How the California Penal Code is organized
The California Penal Code was one of four state-wide codes that were enacted in 1872. It is organized into six parts, which are further subdivided into titles, chapters and sections. It is the section numbers that form the shorthand with which the police communicate over their radios.
More than just a laundry list of things for which people get busted, such as arson (451), burglary (459) or public drunkenness (647(f)), the Penal Code lays out the criminal procedures system, as well as operation of county jails and state prisons. Part 4 codifies statutes governing the training of police and prison officers, procedures for running criminal investigations, the prevention and control of crimes, and gun control.
A separate part, Part 6, deals with the management of weapons. California drug laws are not dealt with in the Penal Code but the Health and Safety Code. The California Vehicle Code handles provisions affecting motor vehicles, motorists and traffic laws. The list of codes has grown considerably since 1872 and now includes codes governing civil procedures, education, elections, insurance and labour, among others.
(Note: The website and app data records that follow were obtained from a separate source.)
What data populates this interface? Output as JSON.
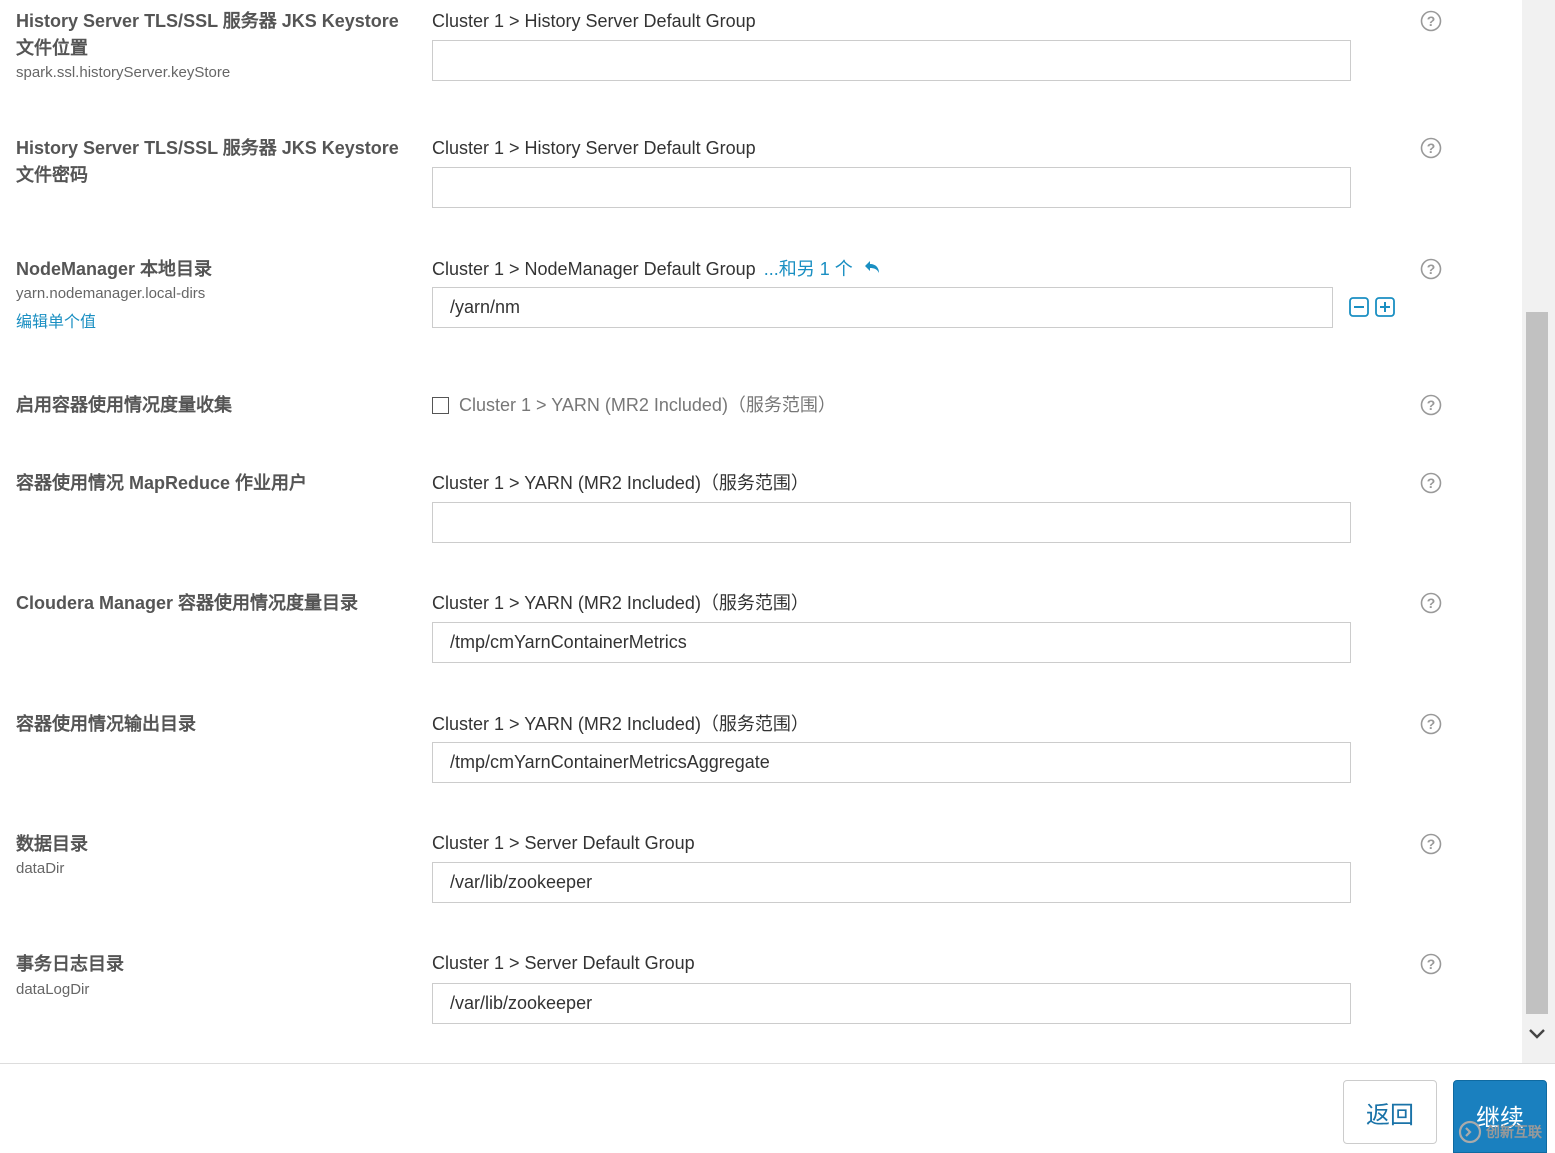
{
  "rows": [
    {
      "title_lines": [
        "History Server TLS/SSL 服务器 JKS Keystore",
        "文件位置"
      ],
      "key": "spark.ssl.historyServer.keyStore",
      "scope": "Cluster 1 > History Server Default Group",
      "value": ""
    },
    {
      "title_lines": [
        "History Server TLS/SSL 服务器 JKS Keystore",
        "文件密码"
      ],
      "scope": "Cluster 1 > History Server Default Group",
      "value": ""
    },
    {
      "title": "NodeManager 本地目录",
      "key": "yarn.nodemanager.local-dirs",
      "edit_link": "编辑单个值",
      "scope": "Cluster 1 > NodeManager Default Group",
      "more": "...和另 1 个",
      "value": "/yarn/nm"
    },
    {
      "title": "启用容器使用情况度量收集",
      "checkbox_label": "Cluster 1 > YARN (MR2 Included)（服务范围）",
      "checked": false
    },
    {
      "title": "容器使用情况 MapReduce 作业用户",
      "scope": "Cluster 1 > YARN (MR2 Included)（服务范围）",
      "value": ""
    },
    {
      "title": "Cloudera Manager 容器使用情况度量目录",
      "scope": "Cluster 1 > YARN (MR2 Included)（服务范围）",
      "value": "/tmp/cmYarnContainerMetrics"
    },
    {
      "title": "容器使用情况输出目录",
      "scope": "Cluster 1 > YARN (MR2 Included)（服务范围）",
      "value": "/tmp/cmYarnContainerMetricsAggregate"
    },
    {
      "title": "数据目录",
      "key": "dataDir",
      "scope": "Cluster 1 > Server Default Group",
      "value": "/var/lib/zookeeper"
    },
    {
      "title": "事务日志目录",
      "key": "dataLogDir",
      "scope": "Cluster 1 > Server Default Group",
      "value": "/var/lib/zookeeper"
    }
  ],
  "footer": {
    "back_label": "返回",
    "next_label": "继续"
  },
  "watermark": {
    "text": "创新互联"
  },
  "colors": {
    "link": "#1a8fc2",
    "primary_button": "#1a80bf"
  }
}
Less familiar Los Angeles Penal Code crimes
Numbers aside, most people have heard of crimes like arson, manslaughter and robbery. What you may not be aware of, and could therefore potentially commit without knowing it, lesser-known sections of the penal code. What follows is a brief selection of codes and how they might be defended in a court of law.
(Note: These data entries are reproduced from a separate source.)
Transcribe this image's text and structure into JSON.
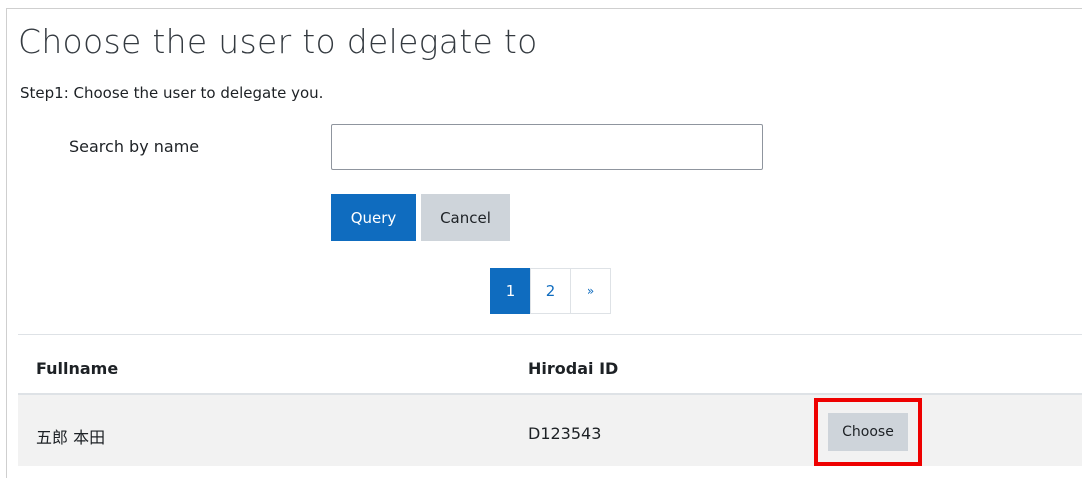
{
  "page": {
    "title": "Choose the user to delegate to",
    "step_text": "Step1: Choose the user to delegate you."
  },
  "search": {
    "label": "Search by name",
    "value": "",
    "placeholder": ""
  },
  "buttons": {
    "query": "Query",
    "cancel": "Cancel"
  },
  "pagination": {
    "pages": [
      "1",
      "2"
    ],
    "current": "1",
    "next": "»"
  },
  "table": {
    "headers": [
      "Fullname",
      "Hirodai ID",
      ""
    ],
    "rows": [
      {
        "fullname": "五郎 本田",
        "hirodai_id": "D123543",
        "action": "Choose"
      }
    ]
  },
  "colors": {
    "primary": "#0f6cbf",
    "secondary": "#ced4da",
    "highlight": "#ee0000"
  }
}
Section 185: Wearing a Mask or Disguise to Evade Police
Note that you do not have to go to the trouble of wearing an elaborately-fashioned effigy of Batman, Barack Obama or Groucho Marx; a simple balaclava or bandana can land you in hot water. This code specifically, and only, relates to using a mask/disguise to evade arrest or to escape from law enforcement. If you are charged with using a disguise or mask during the commission of a crime, you cannot be prosecuted under Section 185 as well.
How would our firm, as your legal representative, defend you against a 185? The prosecution has to prove intent, which is hard to do. We might argue that you were wearing a bandana because you are allergic to dust, or you wore the Batman mask because you were on your way to a costume party. Another approach would be to deny that you were guilty of committing the underlying crime.
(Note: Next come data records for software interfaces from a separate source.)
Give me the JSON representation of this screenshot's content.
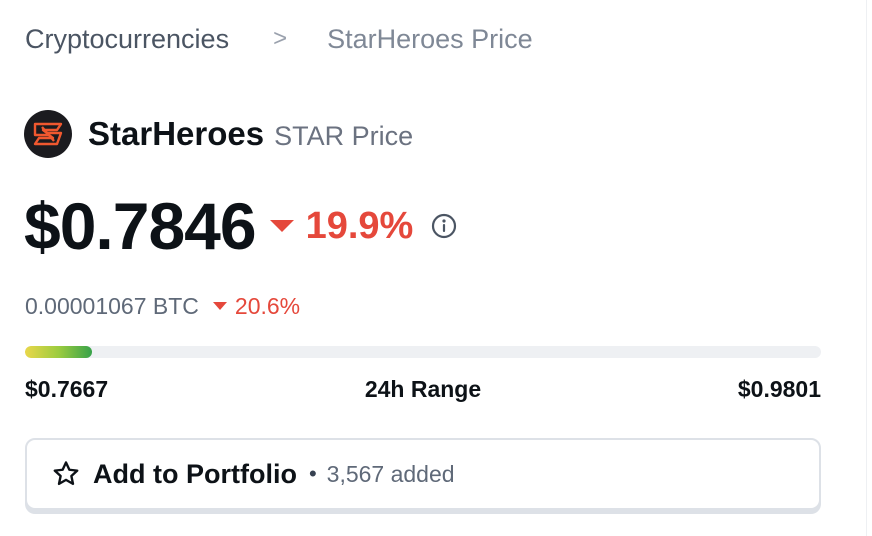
{
  "breadcrumb": {
    "parent": "Cryptocurrencies",
    "separator": ">",
    "current": "StarHeroes Price"
  },
  "coin": {
    "name": "StarHeroes",
    "symbol_label": "STAR Price",
    "logo_icon": "starheroes-logo-icon"
  },
  "price": {
    "usd": "$0.7846",
    "change_24h": "19.9%",
    "direction": "down",
    "btc": "0.00001067 BTC",
    "btc_change": "20.6%"
  },
  "range_24h": {
    "low": "$0.7667",
    "title": "24h Range",
    "high": "$0.9801",
    "position_fraction": 0.084
  },
  "portfolio": {
    "label": "Add to Portfolio",
    "separator": "•",
    "added": "3,567 added",
    "icon": "star-outline-icon"
  },
  "colors": {
    "negative": "#e5483b",
    "text_primary": "#0d1217",
    "text_secondary": "#5f6978",
    "track": "#eef0f3",
    "fill_start": "#e9d74a",
    "fill_end": "#37a24a"
  }
}
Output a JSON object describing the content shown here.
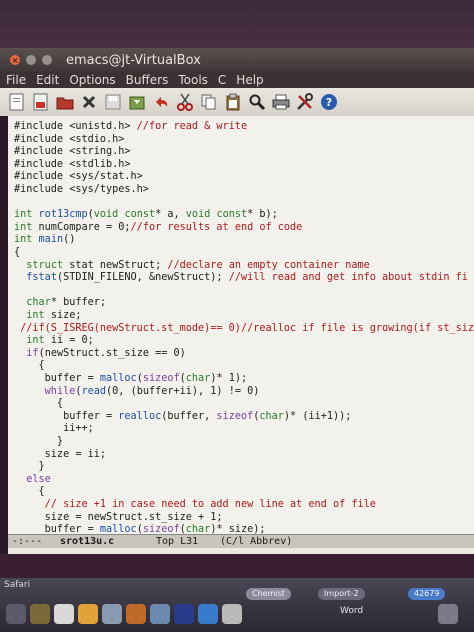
{
  "window": {
    "title": "emacs@jt-VirtualBox"
  },
  "menu": {
    "items": [
      "File",
      "Edit",
      "Options",
      "Buffers",
      "Tools",
      "C",
      "Help"
    ]
  },
  "toolbar": {
    "icons": [
      "new-file-icon",
      "open-file-icon",
      "open-folder-icon",
      "close-buffer-icon",
      "save-icon",
      "save-as-icon",
      "undo-icon",
      "cut-icon",
      "copy-icon",
      "paste-icon",
      "search-icon",
      "print-icon",
      "preferences-icon",
      "help-icon"
    ]
  },
  "code": {
    "lines": [
      "#include <unistd.h> //for read & write",
      "#include <stdio.h>",
      "#include <string.h>",
      "#include <stdlib.h>",
      "#include <sys/stat.h>",
      "#include <sys/types.h>",
      "",
      "int rot13cmp(void const* a, void const* b);",
      "int numCompare = 0;//for results at end of code",
      "int main()",
      "{",
      "  struct stat newStruct; //declare an empty container name",
      "  fstat(STDIN_FILENO, &newStruct); //will read and get info about stdin fi",
      "",
      "  char* buffer;",
      "  int size;",
      " //if(S_ISREG(newStruct.st_mode)== 0)//realloc if file is growing(if st_size",
      "  int ii = 0;",
      "  if(newStruct.st_size == 0)",
      "    {",
      "     buffer = malloc(sizeof(char)* 1);",
      "     while(read(0, (buffer+ii), 1) != 0)",
      "       {",
      "        buffer = realloc(buffer, sizeof(char)* (ii+1));",
      "        ii++;",
      "       }",
      "     size = ii;",
      "    }",
      "  else",
      "    {",
      "     // size +1 in case need to add new line at end of file",
      "     size = newStruct.st_size + 1;",
      "     buffer = malloc(sizeof(char)* size);"
    ]
  },
  "modeline": {
    "status": "-:---",
    "filename": "srot13u.c",
    "position": "Top L31",
    "mode": "(C/l Abbrev)"
  },
  "dock": {
    "label": "Safari",
    "item_chemistry": "Chemist",
    "item_import": "Import-2",
    "badge_count": "42679",
    "item_word": "Word"
  },
  "colors": {
    "keyword": "#7a3fa0",
    "type": "#2a7a2a",
    "comment": "#b11a1a",
    "function": "#1d4ea8",
    "editor_bg": "#f3f1ec"
  }
}
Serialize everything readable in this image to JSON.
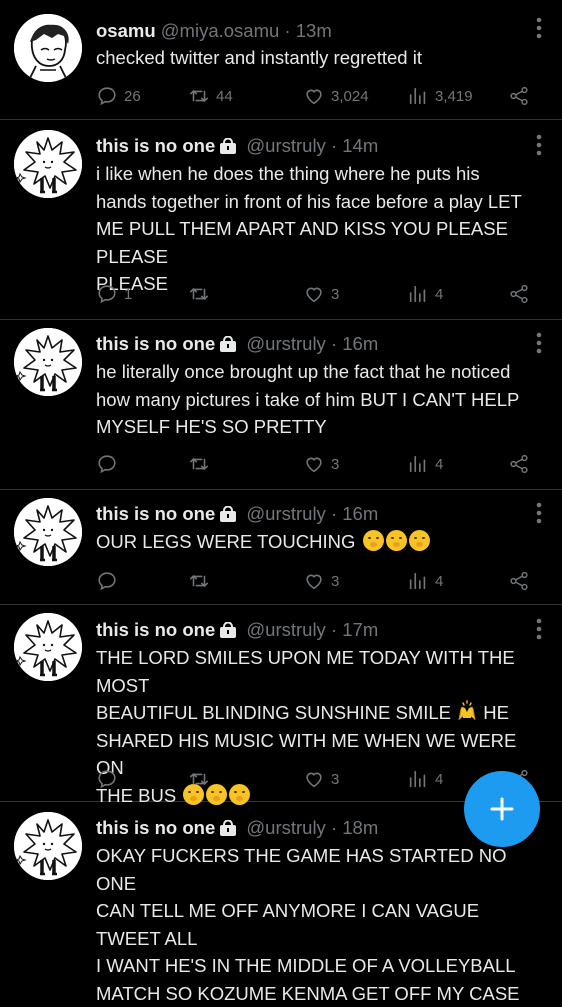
{
  "tweets": [
    {
      "name": "osamu",
      "handle": "@miya.osamu",
      "time": "13m",
      "text": "checked twitter and instantly regretted it",
      "replies": "26",
      "retweets": "44",
      "likes": "3,024",
      "views": "3,419",
      "avatar": "osamu-avatar",
      "locked": false
    },
    {
      "name": "this is no one",
      "handle": "@urstruly",
      "time": "14m",
      "text": "i like when he does the thing where he puts his\nhands together in front of his face before a play LET\nME PULL THEM APART AND KISS YOU PLEASE PLEASE\nPLEASE",
      "replies": "1",
      "retweets": "",
      "likes": "3",
      "views": "4",
      "avatar": "star-doodle-avatar",
      "locked": true
    },
    {
      "name": "this is no one",
      "handle": "@urstruly",
      "time": "16m",
      "text": "he literally once brought up the fact that he noticed\nhow many pictures i take of him BUT I CAN'T HELP\nMYSELF HE'S SO PRETTY",
      "replies": "",
      "retweets": "",
      "likes": "3",
      "views": "4",
      "avatar": "star-doodle-avatar",
      "locked": true
    },
    {
      "name": "this is no one",
      "handle": "@urstruly",
      "time": "16m",
      "text": "OUR LEGS WERE TOUCHING",
      "emoji_after": [
        "shushing-face-emoji",
        "shushing-face-emoji",
        "shushing-face-emoji"
      ],
      "replies": "",
      "retweets": "",
      "likes": "3",
      "views": "4",
      "avatar": "star-doodle-avatar",
      "locked": true
    },
    {
      "name": "this is no one",
      "handle": "@urstruly",
      "time": "17m",
      "text_line1": "THE LORD SMILES UPON ME TODAY WITH THE MOST",
      "text_line2a": "BEAUTIFUL BLINDING SUNSHINE SMILE",
      "text_line2b": "HE",
      "text_line3": "SHARED HIS MUSIC WITH ME WHEN WE WERE ON",
      "text_line4": "THE BUS",
      "replies": "",
      "retweets": "",
      "likes": "3",
      "views": "4",
      "avatar": "star-doodle-avatar",
      "locked": true
    },
    {
      "name": "this is no one",
      "handle": "@urstruly",
      "time": "18m",
      "text": "OKAY FUCKERS THE GAME HAS STARTED NO ONE\nCAN TELL ME OFF ANYMORE I CAN VAGUE TWEET ALL\nI WANT HE'S IN THE MIDDLE OF A VOLLEYBALL\nMATCH SO KOZUME KENMA GET OFF MY CASE",
      "avatar": "star-doodle-avatar",
      "locked": true
    }
  ],
  "separator": " · ",
  "compose_button": "plus-icon",
  "colors": {
    "background": "#000000",
    "text": "#e7e9ea",
    "muted": "#71767b",
    "accent": "#1d9bf0",
    "divider": "#2f3336"
  }
}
Sections 403 and 302: Disturbing a meeting/religious meeting, respectively
Section 403, Disturbing a Public Meeting or Assembly, impinges on the First Amendment, an individual’s rights of free speech and freedom of assembly. By simply playing a loud boom box outside where a meeting is taking place, you may find yourself being arrested for violation of this section of the Penal Code. You might also find the hand of the law reaching out to the back of your collar for chanting loudly at a prayer meeting in violation of Section 302. The difference between the two crimes is that violating Section 302 carries a possible penalty of one year in prison, as opposed to a maximum of six months for a 403. This reflects the public policy to protect the sanctity of religious gatherings.
How would we defend you against a charge of disturbing a meeting, religious or otherwise? The prosecution must prove that the defendant knew that his acts would violate the meeting. We might argue that the defendant was not warned or asked to stop his actions.